Would you print all of the records below exactly, without skipping any?

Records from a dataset

::::::::::

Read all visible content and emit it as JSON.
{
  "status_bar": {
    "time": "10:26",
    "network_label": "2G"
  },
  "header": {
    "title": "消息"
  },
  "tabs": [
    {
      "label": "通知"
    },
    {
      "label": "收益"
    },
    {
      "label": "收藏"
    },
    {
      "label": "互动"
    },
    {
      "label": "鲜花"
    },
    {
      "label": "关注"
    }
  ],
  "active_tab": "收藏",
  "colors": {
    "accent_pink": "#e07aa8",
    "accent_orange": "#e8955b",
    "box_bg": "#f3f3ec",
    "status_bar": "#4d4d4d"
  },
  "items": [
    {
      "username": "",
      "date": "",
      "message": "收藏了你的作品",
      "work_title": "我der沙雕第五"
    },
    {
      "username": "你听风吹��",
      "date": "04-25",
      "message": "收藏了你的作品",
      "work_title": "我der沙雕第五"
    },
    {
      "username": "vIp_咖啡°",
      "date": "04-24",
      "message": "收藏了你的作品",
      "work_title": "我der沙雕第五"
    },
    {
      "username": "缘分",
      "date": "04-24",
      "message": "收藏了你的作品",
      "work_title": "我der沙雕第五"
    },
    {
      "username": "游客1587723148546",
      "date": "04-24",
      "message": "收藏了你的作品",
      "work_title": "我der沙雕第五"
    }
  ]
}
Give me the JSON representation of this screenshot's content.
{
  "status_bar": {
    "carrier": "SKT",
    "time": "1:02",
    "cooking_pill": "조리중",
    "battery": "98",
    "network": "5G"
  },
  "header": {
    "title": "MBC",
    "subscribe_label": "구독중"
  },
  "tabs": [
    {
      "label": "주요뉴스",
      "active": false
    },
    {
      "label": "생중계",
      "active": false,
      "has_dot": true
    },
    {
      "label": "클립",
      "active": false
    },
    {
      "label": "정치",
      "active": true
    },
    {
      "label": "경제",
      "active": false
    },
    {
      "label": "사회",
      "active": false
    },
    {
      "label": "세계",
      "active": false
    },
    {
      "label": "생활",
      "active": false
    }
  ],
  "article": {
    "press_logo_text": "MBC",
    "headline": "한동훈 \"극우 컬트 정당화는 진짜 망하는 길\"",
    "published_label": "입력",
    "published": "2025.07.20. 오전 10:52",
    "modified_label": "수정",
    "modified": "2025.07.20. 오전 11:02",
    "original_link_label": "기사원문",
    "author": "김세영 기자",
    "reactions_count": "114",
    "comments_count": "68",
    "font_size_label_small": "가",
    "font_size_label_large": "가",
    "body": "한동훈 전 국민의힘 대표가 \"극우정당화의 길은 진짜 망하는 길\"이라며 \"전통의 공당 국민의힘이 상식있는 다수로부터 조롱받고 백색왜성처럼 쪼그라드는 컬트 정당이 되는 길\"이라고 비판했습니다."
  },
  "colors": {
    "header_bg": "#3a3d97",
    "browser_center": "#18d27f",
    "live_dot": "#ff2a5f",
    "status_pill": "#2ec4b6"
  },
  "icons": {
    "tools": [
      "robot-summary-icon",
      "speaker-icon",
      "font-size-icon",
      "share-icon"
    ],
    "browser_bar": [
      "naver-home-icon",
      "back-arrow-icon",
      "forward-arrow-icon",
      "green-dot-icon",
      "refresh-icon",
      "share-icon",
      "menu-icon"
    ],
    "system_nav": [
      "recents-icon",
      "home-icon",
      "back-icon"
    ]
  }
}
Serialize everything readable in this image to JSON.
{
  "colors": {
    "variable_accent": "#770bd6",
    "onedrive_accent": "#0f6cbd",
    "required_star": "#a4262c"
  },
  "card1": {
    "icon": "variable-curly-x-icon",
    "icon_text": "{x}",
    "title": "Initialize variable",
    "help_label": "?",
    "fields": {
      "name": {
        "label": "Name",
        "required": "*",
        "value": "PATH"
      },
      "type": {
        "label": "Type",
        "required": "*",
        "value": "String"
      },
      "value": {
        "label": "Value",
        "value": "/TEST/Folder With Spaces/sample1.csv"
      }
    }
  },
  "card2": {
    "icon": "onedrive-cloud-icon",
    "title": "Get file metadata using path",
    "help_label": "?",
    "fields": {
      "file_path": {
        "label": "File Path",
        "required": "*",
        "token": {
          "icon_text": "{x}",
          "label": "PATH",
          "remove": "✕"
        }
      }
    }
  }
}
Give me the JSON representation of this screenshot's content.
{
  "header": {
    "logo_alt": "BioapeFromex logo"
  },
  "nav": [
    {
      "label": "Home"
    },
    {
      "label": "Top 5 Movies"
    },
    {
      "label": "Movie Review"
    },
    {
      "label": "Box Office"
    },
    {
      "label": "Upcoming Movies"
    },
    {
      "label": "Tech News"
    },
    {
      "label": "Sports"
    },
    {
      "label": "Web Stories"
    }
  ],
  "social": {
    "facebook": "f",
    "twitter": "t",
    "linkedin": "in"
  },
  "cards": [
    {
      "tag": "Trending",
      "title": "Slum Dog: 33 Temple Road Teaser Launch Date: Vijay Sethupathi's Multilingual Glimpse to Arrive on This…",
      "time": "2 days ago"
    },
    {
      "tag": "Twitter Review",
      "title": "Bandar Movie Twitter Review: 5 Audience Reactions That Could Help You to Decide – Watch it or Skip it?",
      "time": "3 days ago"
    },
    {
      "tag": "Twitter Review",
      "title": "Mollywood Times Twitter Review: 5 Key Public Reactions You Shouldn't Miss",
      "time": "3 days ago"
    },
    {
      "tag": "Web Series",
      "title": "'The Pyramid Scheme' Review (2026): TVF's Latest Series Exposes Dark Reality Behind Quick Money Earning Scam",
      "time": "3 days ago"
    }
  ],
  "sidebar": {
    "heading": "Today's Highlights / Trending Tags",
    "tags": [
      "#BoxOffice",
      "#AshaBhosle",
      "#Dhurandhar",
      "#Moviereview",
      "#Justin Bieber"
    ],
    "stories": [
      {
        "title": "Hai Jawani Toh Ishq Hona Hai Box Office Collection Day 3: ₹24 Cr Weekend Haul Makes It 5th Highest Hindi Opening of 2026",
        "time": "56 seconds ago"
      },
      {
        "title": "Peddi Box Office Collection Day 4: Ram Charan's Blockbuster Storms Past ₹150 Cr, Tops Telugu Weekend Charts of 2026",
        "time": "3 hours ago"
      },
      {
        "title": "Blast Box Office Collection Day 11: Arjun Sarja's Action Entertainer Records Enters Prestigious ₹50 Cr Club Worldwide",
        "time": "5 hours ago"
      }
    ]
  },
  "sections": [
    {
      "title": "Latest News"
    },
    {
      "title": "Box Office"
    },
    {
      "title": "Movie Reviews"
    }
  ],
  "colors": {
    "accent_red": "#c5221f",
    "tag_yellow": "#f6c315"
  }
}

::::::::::

**ANSWER SECTION**
Read all visible content and emit it as JSON.
{
  "status_bar": {
    "time": "10:26",
    "network_label": "2G"
  },
  "header": {
    "title": "消息"
  },
  "tabs": [
    {
      "label": "通知"
    },
    {
      "label": "收益"
    },
    {
      "label": "收藏"
    },
    {
      "label": "互动"
    },
    {
      "label": "鲜花"
    },
    {
      "label": "关注"
    }
  ],
  "active_tab": "收藏",
  "colors": {
    "accent_pink": "#e07aa8",
    "accent_orange": "#e8955b",
    "box_bg": "#f3f3ec",
    "status_bar": "#4d4d4d"
  },
  "items": [
    {
      "username": "",
      "date": "",
      "message": "收藏了你的作品",
      "work_title": "我der沙雕第五"
    },
    {
      "username": "你听风吹��",
      "date": "04-25",
      "message": "收藏了你的作品",
      "work_title": "我der沙雕第五"
    },
    {
      "username": "vIp_咖啡°",
      "date": "04-24",
      "message": "收藏了你的作品",
      "work_title": "我der沙雕第五"
    },
    {
      "username": "缘分",
      "date": "04-24",
      "message": "收藏了你的作品",
      "work_title": "我der沙雕第五"
    },
    {
      "username": "游客1587723148546",
      "date": "04-24",
      "message": "收藏了你的作品",
      "work_title": "我der沙雕第五"
    }
  ]
}
Give me the JSON representation of this screenshot's content.
{
  "status_bar": {
    "carrier": "SKT",
    "time": "1:02",
    "cooking_pill": "조리중",
    "battery": "98",
    "network": "5G"
  },
  "header": {
    "title": "MBC",
    "subscribe_label": "구독중"
  },
  "tabs": [
    {
      "label": "주요뉴스",
      "active": false
    },
    {
      "label": "생중계",
      "active": false,
      "has_dot": true
    },
    {
      "label": "클립",
      "active": false
    },
    {
      "label": "정치",
      "active": true
    },
    {
      "label": "경제",
      "active": false
    },
    {
      "label": "사회",
      "active": false
    },
    {
      "label": "세계",
      "active": false
    },
    {
      "label": "생활",
      "active": false
    }
  ],
  "article": {
    "press_logo_text": "MBC",
    "headline": "한동훈 \"극우 컬트 정당화는 진짜 망하는 길\"",
    "published_label": "입력",
    "published": "2025.07.20. 오전 10:52",
    "modified_label": "수정",
    "modified": "2025.07.20. 오전 11:02",
    "original_link_label": "기사원문",
    "author": "김세영 기자",
    "reactions_count": "114",
    "comments_count": "68",
    "font_size_label_small": "가",
    "font_size_label_large": "가",
    "body": "한동훈 전 국민의힘 대표가 \"극우정당화의 길은 진짜 망하는 길\"이라며 \"전통의 공당 국민의힘이 상식있는 다수로부터 조롱받고 백색왜성처럼 쪼그라드는 컬트 정당이 되는 길\"이라고 비판했습니다."
  },
  "colors": {
    "header_bg": "#3a3d97",
    "browser_center": "#18d27f",
    "live_dot": "#ff2a5f",
    "status_pill": "#2ec4b6"
  },
  "icons": {
    "tools": [
      "robot-summary-icon",
      "speaker-icon",
      "font-size-icon",
      "share-icon"
    ],
    "browser_bar": [
      "naver-home-icon",
      "back-arrow-icon",
      "forward-arrow-icon",
      "green-dot-icon",
      "refresh-icon",
      "share-icon",
      "menu-icon"
    ],
    "system_nav": [
      "recents-icon",
      "home-icon",
      "back-icon"
    ]
  }
}
Serialize everything readable in this image to JSON.
{
  "colors": {
    "variable_accent": "#770bd6",
    "onedrive_accent": "#0f6cbd",
    "required_star": "#a4262c"
  },
  "card1": {
    "icon": "variable-curly-x-icon",
    "icon_text": "{x}",
    "title": "Initialize variable",
    "help_label": "?",
    "fields": {
      "name": {
        "label": "Name",
        "required": "*",
        "value": "PATH"
      },
      "type": {
        "label": "Type",
        "required": "*",
        "value": "String"
      },
      "value": {
        "label": "Value",
        "value": "/TEST/Folder With Spaces/sample1.csv"
      }
    }
  },
  "card2": {
    "icon": "onedrive-cloud-icon",
    "title": "Get file metadata using path",
    "help_label": "?",
    "fields": {
      "file_path": {
        "label": "File Path",
        "required": "*",
        "token": {
          "icon_text": "{x}",
          "label": "PATH",
          "remove": "✕"
        }
      }
    }
  }
}
Give me the JSON representation of this screenshot's content.
{
  "header": {
    "logo_alt": "BioapeFromex logo"
  },
  "nav": [
    {
      "label": "Home"
    },
    {
      "label": "Top 5 Movies"
    },
    {
      "label": "Movie Review"
    },
    {
      "label": "Box Office"
    },
    {
      "label": "Upcoming Movies"
    },
    {
      "label": "Tech News"
    },
    {
      "label": "Sports"
    },
    {
      "label": "Web Stories"
    }
  ],
  "social": {
    "facebook": "f",
    "twitter": "t",
    "linkedin": "in"
  },
  "cards": [
    {
      "tag": "Trending",
      "title": "Slum Dog: 33 Temple Road Teaser Launch Date: Vijay Sethupathi's Multilingual Glimpse to Arrive on This…",
      "time": "2 days ago"
    },
    {
      "tag": "Twitter Review",
      "title": "Bandar Movie Twitter Review: 5 Audience Reactions That Could Help You to Decide – Watch it or Skip it?",
      "time": "3 days ago"
    },
    {
      "tag": "Twitter Review",
      "title": "Mollywood Times Twitter Review: 5 Key Public Reactions You Shouldn't Miss",
      "time": "3 days ago"
    },
    {
      "tag": "Web Series",
      "title": "'The Pyramid Scheme' Review (2026): TVF's Latest Series Exposes Dark Reality Behind Quick Money Earning Scam",
      "time": "3 days ago"
    }
  ],
  "sidebar": {
    "heading": "Today's Highlights / Trending Tags",
    "tags": [
      "#BoxOffice",
      "#AshaBhosle",
      "#Dhurandhar",
      "#Moviereview",
      "#Justin Bieber"
    ],
    "stories": [
      {
        "title": "Hai Jawani Toh Ishq Hona Hai Box Office Collection Day 3: ₹24 Cr Weekend Haul Makes It 5th Highest Hindi Opening of 2026",
        "time": "56 seconds ago"
      },
      {
        "title": "Peddi Box Office Collection Day 4: Ram Charan's Blockbuster Storms Past ₹150 Cr, Tops Telugu Weekend Charts of 2026",
        "time": "3 hours ago"
      },
      {
        "title": "Blast Box Office Collection Day 11: Arjun Sarja's Action Entertainer Records Enters Prestigious ₹50 Cr Club Worldwide",
        "time": "5 hours ago"
      }
    ]
  },
  "sections": [
    {
      "title": "Latest News"
    },
    {
      "title": "Box Office"
    },
    {
      "title": "Movie Reviews"
    }
  ],
  "colors": {
    "accent_red": "#c5221f",
    "tag_yellow": "#f6c315"
  }
}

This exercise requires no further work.